The Belgian Plan to Give Beer to Schoolchildren
In 2001, Belgian schools waged a new front in the war against childhood obesity. In an effort to keep kids away from sugary drinks, a plan emerged to swap soda and lemonade for a healthy alternative: beer.
In this unique scheme, the school would serve up a relatively weak brew called tafelbier, which contains 1.5-2.5% alcohol (a regular Budweiser has 5.5%). Kids would choose between lager and bitter. The brewsky came in 25 or 33 centiliter bottles—a bit less than the amount of beer in standard 12-oz cans.
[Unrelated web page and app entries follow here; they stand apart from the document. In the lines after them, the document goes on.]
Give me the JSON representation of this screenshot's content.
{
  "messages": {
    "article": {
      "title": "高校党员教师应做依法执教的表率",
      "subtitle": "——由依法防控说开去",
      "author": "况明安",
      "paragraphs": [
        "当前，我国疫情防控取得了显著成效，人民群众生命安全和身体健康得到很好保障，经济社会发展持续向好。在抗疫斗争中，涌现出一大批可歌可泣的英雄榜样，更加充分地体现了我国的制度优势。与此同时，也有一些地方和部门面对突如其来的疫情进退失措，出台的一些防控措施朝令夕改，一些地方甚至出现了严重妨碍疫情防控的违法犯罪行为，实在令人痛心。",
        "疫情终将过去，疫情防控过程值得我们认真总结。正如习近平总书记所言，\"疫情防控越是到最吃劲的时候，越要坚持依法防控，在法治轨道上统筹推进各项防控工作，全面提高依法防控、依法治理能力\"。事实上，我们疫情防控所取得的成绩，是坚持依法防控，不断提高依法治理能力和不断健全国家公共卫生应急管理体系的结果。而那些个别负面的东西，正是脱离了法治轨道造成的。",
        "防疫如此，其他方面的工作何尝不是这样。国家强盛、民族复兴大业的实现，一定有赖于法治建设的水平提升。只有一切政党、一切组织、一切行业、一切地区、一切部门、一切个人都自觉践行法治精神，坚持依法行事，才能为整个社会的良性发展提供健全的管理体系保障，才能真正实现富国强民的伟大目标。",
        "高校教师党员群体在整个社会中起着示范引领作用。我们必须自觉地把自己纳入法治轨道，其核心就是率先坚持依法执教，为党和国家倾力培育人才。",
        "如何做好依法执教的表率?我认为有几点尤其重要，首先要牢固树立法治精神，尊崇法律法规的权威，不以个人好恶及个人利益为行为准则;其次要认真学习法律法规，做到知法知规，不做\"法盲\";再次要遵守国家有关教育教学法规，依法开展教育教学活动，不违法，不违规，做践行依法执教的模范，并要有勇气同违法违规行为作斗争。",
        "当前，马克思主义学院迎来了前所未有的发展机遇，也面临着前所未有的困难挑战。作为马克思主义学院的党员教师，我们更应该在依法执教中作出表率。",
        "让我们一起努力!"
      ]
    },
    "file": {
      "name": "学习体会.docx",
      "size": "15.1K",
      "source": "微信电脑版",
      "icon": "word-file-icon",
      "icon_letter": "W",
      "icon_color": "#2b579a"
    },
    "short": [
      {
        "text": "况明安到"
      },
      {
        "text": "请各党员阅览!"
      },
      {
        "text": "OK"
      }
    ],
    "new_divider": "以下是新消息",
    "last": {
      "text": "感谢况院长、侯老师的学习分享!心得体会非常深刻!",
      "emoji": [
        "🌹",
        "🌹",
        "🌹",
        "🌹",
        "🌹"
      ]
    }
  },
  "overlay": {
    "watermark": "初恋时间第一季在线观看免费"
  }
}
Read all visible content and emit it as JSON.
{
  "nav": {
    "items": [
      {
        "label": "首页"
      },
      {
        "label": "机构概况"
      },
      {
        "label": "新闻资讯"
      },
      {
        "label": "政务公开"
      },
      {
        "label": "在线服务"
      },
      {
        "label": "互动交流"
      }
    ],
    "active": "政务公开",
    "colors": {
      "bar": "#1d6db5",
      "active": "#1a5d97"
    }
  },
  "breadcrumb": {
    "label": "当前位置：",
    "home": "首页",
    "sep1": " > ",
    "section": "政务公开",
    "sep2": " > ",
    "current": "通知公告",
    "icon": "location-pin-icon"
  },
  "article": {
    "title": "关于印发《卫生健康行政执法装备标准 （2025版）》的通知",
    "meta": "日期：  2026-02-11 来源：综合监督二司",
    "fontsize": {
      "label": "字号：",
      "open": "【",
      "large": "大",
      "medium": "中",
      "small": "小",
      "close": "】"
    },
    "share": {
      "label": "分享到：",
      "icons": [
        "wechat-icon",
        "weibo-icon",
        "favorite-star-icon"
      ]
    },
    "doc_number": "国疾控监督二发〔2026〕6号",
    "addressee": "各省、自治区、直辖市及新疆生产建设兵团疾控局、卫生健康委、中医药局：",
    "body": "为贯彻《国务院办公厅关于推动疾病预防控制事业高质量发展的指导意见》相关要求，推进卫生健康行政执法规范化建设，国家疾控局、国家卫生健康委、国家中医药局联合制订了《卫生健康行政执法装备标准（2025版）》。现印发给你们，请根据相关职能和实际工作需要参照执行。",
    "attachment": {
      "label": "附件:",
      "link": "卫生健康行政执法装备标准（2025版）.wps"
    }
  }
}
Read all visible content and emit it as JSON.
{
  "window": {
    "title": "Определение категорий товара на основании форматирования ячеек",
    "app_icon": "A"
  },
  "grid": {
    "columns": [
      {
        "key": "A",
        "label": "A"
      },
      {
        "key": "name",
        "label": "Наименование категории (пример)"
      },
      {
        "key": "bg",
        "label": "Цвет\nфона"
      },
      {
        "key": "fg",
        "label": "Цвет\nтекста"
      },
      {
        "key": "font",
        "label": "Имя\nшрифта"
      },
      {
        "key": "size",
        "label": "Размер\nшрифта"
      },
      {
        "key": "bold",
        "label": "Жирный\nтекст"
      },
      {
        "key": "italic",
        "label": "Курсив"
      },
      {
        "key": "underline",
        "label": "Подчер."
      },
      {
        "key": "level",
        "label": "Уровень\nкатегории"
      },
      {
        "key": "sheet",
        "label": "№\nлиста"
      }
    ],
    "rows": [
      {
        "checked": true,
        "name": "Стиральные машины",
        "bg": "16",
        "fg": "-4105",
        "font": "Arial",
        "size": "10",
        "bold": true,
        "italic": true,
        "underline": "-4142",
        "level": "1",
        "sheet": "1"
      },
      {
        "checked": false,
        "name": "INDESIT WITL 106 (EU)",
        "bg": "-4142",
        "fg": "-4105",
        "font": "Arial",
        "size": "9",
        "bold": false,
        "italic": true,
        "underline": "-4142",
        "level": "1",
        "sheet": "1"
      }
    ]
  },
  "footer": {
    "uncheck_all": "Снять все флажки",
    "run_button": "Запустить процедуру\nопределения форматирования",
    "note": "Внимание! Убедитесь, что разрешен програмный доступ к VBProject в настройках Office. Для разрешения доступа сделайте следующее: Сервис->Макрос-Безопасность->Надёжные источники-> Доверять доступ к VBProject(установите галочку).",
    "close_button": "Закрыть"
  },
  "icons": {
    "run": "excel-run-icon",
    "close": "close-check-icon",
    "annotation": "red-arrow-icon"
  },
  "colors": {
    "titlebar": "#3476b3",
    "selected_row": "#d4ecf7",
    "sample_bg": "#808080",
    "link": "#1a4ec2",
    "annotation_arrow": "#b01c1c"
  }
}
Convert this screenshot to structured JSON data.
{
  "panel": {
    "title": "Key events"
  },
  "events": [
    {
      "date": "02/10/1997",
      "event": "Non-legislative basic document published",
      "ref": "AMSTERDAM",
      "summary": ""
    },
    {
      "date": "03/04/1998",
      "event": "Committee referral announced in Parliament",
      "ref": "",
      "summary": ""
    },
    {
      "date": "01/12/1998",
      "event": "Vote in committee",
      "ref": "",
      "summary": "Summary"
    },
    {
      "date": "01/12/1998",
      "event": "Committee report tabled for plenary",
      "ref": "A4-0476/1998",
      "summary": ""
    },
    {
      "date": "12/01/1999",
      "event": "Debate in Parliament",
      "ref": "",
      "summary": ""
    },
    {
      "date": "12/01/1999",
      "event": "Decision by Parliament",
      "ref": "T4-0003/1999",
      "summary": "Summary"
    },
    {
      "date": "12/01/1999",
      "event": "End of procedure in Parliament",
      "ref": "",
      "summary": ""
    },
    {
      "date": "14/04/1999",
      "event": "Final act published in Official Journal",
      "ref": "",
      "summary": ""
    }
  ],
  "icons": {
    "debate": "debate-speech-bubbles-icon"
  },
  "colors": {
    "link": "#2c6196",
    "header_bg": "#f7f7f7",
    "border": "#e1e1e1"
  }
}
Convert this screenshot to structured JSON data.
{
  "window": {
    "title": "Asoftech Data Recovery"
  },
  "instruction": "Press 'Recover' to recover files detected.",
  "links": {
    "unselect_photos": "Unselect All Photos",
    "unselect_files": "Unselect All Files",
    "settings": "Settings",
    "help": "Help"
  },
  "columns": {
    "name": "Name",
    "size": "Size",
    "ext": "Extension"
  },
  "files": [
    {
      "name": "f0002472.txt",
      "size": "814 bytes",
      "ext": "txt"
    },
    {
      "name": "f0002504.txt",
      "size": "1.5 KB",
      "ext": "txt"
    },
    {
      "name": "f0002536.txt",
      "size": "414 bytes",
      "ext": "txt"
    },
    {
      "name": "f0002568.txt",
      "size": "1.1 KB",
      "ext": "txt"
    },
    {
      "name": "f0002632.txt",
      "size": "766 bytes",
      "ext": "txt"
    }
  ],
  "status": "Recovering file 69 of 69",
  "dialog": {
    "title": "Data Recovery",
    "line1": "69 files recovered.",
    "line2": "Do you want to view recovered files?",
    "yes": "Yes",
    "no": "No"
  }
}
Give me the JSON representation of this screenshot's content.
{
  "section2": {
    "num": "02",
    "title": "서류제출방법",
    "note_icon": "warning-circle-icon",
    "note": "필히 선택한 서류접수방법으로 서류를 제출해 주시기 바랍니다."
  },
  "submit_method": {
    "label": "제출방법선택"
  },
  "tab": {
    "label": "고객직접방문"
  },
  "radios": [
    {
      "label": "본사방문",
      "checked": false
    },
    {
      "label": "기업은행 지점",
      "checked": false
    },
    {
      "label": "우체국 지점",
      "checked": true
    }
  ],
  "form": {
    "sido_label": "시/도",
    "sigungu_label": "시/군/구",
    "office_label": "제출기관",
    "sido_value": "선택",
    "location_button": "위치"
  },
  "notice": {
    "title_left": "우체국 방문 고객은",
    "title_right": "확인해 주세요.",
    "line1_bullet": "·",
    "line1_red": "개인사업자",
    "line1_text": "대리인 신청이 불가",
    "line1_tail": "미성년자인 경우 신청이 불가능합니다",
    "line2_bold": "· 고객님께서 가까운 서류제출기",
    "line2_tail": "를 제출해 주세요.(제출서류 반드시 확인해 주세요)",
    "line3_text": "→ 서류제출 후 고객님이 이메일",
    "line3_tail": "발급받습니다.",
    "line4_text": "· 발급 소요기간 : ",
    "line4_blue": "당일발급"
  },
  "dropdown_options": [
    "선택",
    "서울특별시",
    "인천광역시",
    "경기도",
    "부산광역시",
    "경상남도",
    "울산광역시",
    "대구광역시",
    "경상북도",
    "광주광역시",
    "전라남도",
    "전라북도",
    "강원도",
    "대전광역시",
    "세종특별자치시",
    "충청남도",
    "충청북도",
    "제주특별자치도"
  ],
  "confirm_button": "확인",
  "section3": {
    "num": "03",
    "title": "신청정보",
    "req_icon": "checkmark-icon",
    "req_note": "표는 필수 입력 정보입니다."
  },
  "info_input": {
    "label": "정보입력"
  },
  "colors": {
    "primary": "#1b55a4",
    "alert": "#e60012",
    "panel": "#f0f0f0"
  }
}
The plan was the brainchild of a Belgian beer society, the Limburg Beer Friends. The club’s president, Rony Langenaeken, came up with the idea after hearing about a Belgian study linking childhood consumption of sugary drinks to obesity and breast cancer. At the time, Langenaeken told reporters, “It's good for their figure and very healthy as well.”
The program was aimed at kids from ages 3 to 15. While some adults expressed concern at the idea of 5-year-olds chugging cold ones at lunch, Langenaeken tried to assure skeptics that kids wouldn't actually get drunk off such small portions. “Beer is for the whole family," he said. “I used to drink it when I was just six years old.”
The Lagere Gemengde School in Hasselt decided to give the plan a test-run, and it certainly went over well with students. According to a 2001 story in the Akron Beacon Journal, 75% of the pupils surveyed preferred the new brews to other soft drinks.
While kids were psyched about the suds, parents had a harder time swallowing the idea. “The word ‘alcohol’ was and is still a difficult notion,” said Langenaeken. Some adults were concerned the brews would affect children’s concentration in the classroom, making them rowdy or sleepy. Unfortunately for all the eight-year-old Belgian beer enthusiasts, no other schools agreed to test the program, and the idea never caught on.